Could you return each line below without altering a word?
=== Data for review ===
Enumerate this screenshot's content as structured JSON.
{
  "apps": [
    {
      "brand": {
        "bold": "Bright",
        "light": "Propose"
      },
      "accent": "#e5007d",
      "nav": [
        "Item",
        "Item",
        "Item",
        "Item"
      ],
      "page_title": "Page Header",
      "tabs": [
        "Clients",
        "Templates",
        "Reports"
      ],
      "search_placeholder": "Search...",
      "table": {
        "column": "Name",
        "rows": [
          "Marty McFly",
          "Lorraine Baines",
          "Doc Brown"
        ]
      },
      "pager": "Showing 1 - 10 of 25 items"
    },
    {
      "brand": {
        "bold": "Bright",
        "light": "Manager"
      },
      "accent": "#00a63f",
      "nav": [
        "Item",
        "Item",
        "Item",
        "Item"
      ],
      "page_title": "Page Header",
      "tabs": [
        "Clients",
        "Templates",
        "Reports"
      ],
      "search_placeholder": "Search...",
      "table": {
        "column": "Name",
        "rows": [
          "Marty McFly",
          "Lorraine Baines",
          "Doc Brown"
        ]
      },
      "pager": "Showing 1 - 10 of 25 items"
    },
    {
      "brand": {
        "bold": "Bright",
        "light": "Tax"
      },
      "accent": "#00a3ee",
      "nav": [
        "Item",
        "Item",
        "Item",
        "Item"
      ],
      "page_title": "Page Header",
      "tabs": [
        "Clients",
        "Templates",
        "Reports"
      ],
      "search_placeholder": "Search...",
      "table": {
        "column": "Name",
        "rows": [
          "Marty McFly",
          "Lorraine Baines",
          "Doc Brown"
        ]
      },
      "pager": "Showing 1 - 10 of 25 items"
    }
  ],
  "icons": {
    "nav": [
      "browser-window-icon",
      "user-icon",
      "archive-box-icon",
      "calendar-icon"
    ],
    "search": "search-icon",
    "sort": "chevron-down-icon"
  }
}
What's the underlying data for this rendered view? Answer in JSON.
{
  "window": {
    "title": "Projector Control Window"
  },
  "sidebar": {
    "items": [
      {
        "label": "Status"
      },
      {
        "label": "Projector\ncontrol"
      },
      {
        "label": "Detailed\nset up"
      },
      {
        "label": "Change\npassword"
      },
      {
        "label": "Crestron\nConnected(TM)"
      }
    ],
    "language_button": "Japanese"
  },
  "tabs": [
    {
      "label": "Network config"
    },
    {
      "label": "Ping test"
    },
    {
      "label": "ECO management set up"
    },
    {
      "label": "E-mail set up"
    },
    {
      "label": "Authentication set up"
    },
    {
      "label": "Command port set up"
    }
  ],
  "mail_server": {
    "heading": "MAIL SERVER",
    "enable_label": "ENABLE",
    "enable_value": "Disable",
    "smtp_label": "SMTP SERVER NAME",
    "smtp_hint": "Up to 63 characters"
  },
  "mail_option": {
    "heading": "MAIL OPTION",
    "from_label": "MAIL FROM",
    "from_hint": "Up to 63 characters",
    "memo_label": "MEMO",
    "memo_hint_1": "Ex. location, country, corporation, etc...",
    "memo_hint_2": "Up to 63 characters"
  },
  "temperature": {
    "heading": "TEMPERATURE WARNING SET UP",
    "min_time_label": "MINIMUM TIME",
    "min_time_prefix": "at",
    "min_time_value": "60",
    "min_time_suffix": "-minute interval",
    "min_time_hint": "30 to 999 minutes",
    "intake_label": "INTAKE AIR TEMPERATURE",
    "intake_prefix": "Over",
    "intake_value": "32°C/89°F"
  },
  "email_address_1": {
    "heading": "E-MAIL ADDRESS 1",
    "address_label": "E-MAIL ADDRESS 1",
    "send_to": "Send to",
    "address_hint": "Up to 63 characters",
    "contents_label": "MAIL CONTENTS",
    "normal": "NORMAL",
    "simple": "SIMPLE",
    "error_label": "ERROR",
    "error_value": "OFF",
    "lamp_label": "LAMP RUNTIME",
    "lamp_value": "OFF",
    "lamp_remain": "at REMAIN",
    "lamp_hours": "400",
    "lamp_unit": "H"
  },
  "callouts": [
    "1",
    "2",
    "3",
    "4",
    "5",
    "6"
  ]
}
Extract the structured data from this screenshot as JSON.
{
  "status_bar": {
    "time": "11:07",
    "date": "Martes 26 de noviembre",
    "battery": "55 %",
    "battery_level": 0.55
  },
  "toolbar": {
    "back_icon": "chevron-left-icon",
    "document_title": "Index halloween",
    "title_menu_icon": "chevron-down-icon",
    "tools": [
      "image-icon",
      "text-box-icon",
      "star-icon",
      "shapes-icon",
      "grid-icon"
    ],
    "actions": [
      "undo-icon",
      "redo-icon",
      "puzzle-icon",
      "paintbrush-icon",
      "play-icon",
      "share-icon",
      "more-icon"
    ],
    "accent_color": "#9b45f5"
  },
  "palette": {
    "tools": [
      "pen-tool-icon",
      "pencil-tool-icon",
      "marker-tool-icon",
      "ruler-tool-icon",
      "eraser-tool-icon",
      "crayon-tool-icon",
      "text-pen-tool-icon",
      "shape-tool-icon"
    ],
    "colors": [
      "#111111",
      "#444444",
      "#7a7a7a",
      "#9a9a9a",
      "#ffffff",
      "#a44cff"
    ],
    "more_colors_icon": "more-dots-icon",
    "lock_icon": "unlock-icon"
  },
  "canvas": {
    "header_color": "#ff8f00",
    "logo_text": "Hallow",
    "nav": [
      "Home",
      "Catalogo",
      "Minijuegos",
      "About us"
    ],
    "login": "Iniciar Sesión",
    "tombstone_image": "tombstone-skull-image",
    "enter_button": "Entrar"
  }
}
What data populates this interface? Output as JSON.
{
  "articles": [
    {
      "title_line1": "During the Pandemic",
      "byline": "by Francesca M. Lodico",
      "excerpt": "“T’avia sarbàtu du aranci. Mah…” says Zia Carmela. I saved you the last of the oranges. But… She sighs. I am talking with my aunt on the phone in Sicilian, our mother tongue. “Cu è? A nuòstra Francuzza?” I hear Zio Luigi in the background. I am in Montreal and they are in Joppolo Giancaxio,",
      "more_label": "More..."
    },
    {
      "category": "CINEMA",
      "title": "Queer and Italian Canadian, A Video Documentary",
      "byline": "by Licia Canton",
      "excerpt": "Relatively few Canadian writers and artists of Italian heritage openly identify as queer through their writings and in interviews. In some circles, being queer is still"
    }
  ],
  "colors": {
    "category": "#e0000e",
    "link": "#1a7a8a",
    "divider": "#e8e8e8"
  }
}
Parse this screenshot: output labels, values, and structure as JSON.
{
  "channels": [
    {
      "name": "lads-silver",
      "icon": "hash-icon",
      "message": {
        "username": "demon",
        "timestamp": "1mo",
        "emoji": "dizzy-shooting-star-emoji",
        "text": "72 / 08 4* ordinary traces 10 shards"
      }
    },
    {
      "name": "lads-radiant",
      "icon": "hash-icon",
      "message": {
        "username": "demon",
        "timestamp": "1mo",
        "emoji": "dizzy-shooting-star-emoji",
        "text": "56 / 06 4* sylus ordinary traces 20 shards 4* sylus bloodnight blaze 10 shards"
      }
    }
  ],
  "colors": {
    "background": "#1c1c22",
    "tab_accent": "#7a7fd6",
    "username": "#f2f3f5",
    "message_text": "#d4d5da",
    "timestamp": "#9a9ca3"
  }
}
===
Your solution:
Enumerate this screenshot's content as structured JSON.
{
  "apps": [
    {
      "brand": {
        "bold": "Bright",
        "light": "Propose"
      },
      "accent": "#e5007d",
      "nav": [
        "Item",
        "Item",
        "Item",
        "Item"
      ],
      "page_title": "Page Header",
      "tabs": [
        "Clients",
        "Templates",
        "Reports"
      ],
      "search_placeholder": "Search...",
      "table": {
        "column": "Name",
        "rows": [
          "Marty McFly",
          "Lorraine Baines",
          "Doc Brown"
        ]
      },
      "pager": "Showing 1 - 10 of 25 items"
    },
    {
      "brand": {
        "bold": "Bright",
        "light": "Manager"
      },
      "accent": "#00a63f",
      "nav": [
        "Item",
        "Item",
        "Item",
        "Item"
      ],
      "page_title": "Page Header",
      "tabs": [
        "Clients",
        "Templates",
        "Reports"
      ],
      "search_placeholder": "Search...",
      "table": {
        "column": "Name",
        "rows": [
          "Marty McFly",
          "Lorraine Baines",
          "Doc Brown"
        ]
      },
      "pager": "Showing 1 - 10 of 25 items"
    },
    {
      "brand": {
        "bold": "Bright",
        "light": "Tax"
      },
      "accent": "#00a3ee",
      "nav": [
        "Item",
        "Item",
        "Item",
        "Item"
      ],
      "page_title": "Page Header",
      "tabs": [
        "Clients",
        "Templates",
        "Reports"
      ],
      "search_placeholder": "Search...",
      "table": {
        "column": "Name",
        "rows": [
          "Marty McFly",
          "Lorraine Baines",
          "Doc Brown"
        ]
      },
      "pager": "Showing 1 - 10 of 25 items"
    }
  ],
  "icons": {
    "nav": [
      "browser-window-icon",
      "user-icon",
      "archive-box-icon",
      "calendar-icon"
    ],
    "search": "search-icon",
    "sort": "chevron-down-icon"
  }
}
What's the underlying data for this rendered view? Answer in JSON.
{
  "window": {
    "title": "Projector Control Window"
  },
  "sidebar": {
    "items": [
      {
        "label": "Status"
      },
      {
        "label": "Projector\ncontrol"
      },
      {
        "label": "Detailed\nset up"
      },
      {
        "label": "Change\npassword"
      },
      {
        "label": "Crestron\nConnected(TM)"
      }
    ],
    "language_button": "Japanese"
  },
  "tabs": [
    {
      "label": "Network config"
    },
    {
      "label": "Ping test"
    },
    {
      "label": "ECO management set up"
    },
    {
      "label": "E-mail set up"
    },
    {
      "label": "Authentication set up"
    },
    {
      "label": "Command port set up"
    }
  ],
  "mail_server": {
    "heading": "MAIL SERVER",
    "enable_label": "ENABLE",
    "enable_value": "Disable",
    "smtp_label": "SMTP SERVER NAME",
    "smtp_hint": "Up to 63 characters"
  },
  "mail_option": {
    "heading": "MAIL OPTION",
    "from_label": "MAIL FROM",
    "from_hint": "Up to 63 characters",
    "memo_label": "MEMO",
    "memo_hint_1": "Ex. location, country, corporation, etc...",
    "memo_hint_2": "Up to 63 characters"
  },
  "temperature": {
    "heading": "TEMPERATURE WARNING SET UP",
    "min_time_label": "MINIMUM TIME",
    "min_time_prefix": "at",
    "min_time_value": "60",
    "min_time_suffix": "-minute interval",
    "min_time_hint": "30 to 999 minutes",
    "intake_label": "INTAKE AIR TEMPERATURE",
    "intake_prefix": "Over",
    "intake_value": "32°C/89°F"
  },
  "email_address_1": {
    "heading": "E-MAIL ADDRESS 1",
    "address_label": "E-MAIL ADDRESS 1",
    "send_to": "Send to",
    "address_hint": "Up to 63 characters",
    "contents_label": "MAIL CONTENTS",
    "normal": "NORMAL",
    "simple": "SIMPLE",
    "error_label": "ERROR",
    "error_value": "OFF",
    "lamp_label": "LAMP RUNTIME",
    "lamp_value": "OFF",
    "lamp_remain": "at REMAIN",
    "lamp_hours": "400",
    "lamp_unit": "H"
  },
  "callouts": [
    "1",
    "2",
    "3",
    "4",
    "5",
    "6"
  ]
}
Extract the structured data from this screenshot as JSON.
{
  "status_bar": {
    "time": "11:07",
    "date": "Martes 26 de noviembre",
    "battery": "55 %",
    "battery_level": 0.55
  },
  "toolbar": {
    "back_icon": "chevron-left-icon",
    "document_title": "Index halloween",
    "title_menu_icon": "chevron-down-icon",
    "tools": [
      "image-icon",
      "text-box-icon",
      "star-icon",
      "shapes-icon",
      "grid-icon"
    ],
    "actions": [
      "undo-icon",
      "redo-icon",
      "puzzle-icon",
      "paintbrush-icon",
      "play-icon",
      "share-icon",
      "more-icon"
    ],
    "accent_color": "#9b45f5"
  },
  "palette": {
    "tools": [
      "pen-tool-icon",
      "pencil-tool-icon",
      "marker-tool-icon",
      "ruler-tool-icon",
      "eraser-tool-icon",
      "crayon-tool-icon",
      "text-pen-tool-icon",
      "shape-tool-icon"
    ],
    "colors": [
      "#111111",
      "#444444",
      "#7a7a7a",
      "#9a9a9a",
      "#ffffff",
      "#a44cff"
    ],
    "more_colors_icon": "more-dots-icon",
    "lock_icon": "unlock-icon"
  },
  "canvas": {
    "header_color": "#ff8f00",
    "logo_text": "Hallow",
    "nav": [
      "Home",
      "Catalogo",
      "Minijuegos",
      "About us"
    ],
    "login": "Iniciar Sesión",
    "tombstone_image": "tombstone-skull-image",
    "enter_button": "Entrar"
  }
}
What data populates this interface? Output as JSON.
{
  "articles": [
    {
      "title_line1": "During the Pandemic",
      "byline": "by Francesca M. Lodico",
      "excerpt": "“T’avia sarbàtu du aranci. Mah…” says Zia Carmela. I saved you the last of the oranges. But… She sighs. I am talking with my aunt on the phone in Sicilian, our mother tongue. “Cu è? A nuòstra Francuzza?” I hear Zio Luigi in the background. I am in Montreal and they are in Joppolo Giancaxio,",
      "more_label": "More..."
    },
    {
      "category": "CINEMA",
      "title": "Queer and Italian Canadian, A Video Documentary",
      "byline": "by Licia Canton",
      "excerpt": "Relatively few Canadian writers and artists of Italian heritage openly identify as queer through their writings and in interviews. In some circles, being queer is still"
    }
  ],
  "colors": {
    "category": "#e0000e",
    "link": "#1a7a8a",
    "divider": "#e8e8e8"
  }
}
Parse this screenshot: output labels, values, and structure as JSON.
{
  "channels": [
    {
      "name": "lads-silver",
      "icon": "hash-icon",
      "message": {
        "username": "demon",
        "timestamp": "1mo",
        "emoji": "dizzy-shooting-star-emoji",
        "text": "72 / 08 4* ordinary traces 10 shards"
      }
    },
    {
      "name": "lads-radiant",
      "icon": "hash-icon",
      "message": {
        "username": "demon",
        "timestamp": "1mo",
        "emoji": "dizzy-shooting-star-emoji",
        "text": "56 / 06 4* sylus ordinary traces 20 shards 4* sylus bloodnight blaze 10 shards"
      }
    }
  ],
  "colors": {
    "background": "#1c1c22",
    "tab_accent": "#7a7fd6",
    "username": "#f2f3f5",
    "message_text": "#d4d5da",
    "timestamp": "#9a9ca3"
  }
}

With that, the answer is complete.